Partnering with industry, government labs and other universities to move results from the laboratory bench to practical applications

Industry Partners

Industry may work with Energy Institute's NRCCE through collaborations on a variety of research and education programs. Examples include the  Appalachian Oil and Natural Gas Research ConsortiumTransTech Energy Research and Business Development Program, the National Alternative Fuels Training Consortium and the West Virginia Water Research Institute.

Typically participation is through the coordination of research in response to federal funding agency opportunities. EI/NRCCE may work as a prime contractor or as a subcontractor on federally funded research. EI/NRCCE may also conduct specific research on behalf of an industry sponsor. Industry representatives may contact program managers in their area of interest or may schedule an appointment with the EI/NRCCE director to learn more.

WVU Faculty Partners

Faculty may work with EI/NRCCE on large, team-oriented proposals in response to federal opportunities, or faculty may request support for small, exploratory research projects that offer promise of growing into work that could compete for national funding. Faculty may contact EI/NRCCE program managers in their area of interest or may schedule an appointment with the EI/NRCCE director to learn more.

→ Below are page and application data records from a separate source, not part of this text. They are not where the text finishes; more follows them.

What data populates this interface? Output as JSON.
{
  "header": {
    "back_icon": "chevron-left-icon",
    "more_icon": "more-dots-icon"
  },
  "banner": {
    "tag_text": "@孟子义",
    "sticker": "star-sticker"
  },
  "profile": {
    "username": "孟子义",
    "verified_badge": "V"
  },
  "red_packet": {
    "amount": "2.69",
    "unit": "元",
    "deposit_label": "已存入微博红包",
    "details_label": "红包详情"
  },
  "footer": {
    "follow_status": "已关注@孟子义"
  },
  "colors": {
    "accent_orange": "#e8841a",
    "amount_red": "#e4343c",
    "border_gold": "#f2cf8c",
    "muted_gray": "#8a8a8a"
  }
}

Marcellus Shale Energy and Environmental Lab
First of its kind -- An  environmental field lab monitors produced water and air quality at a shale gas well near Morgantown.  WVU partnered with the U.S. Department of Energy, Northeast Natural Energy and Ohio State University on this project. A second well lab near Blacksville has been funded. The goal is to advance technology and transparency in shale gas development.
Rare Earth Extraction Facility Commissioning Ceremony
Government and industry partners take part in commissioning ceremony of the WVU pilot plant to extract rare earth elements from acid mine drainage.

Dr. Xingbo Liu with corrosion sensor
A high temperature corrosion sensor invented by WVU researchers is being tested at a coal-fired power plant.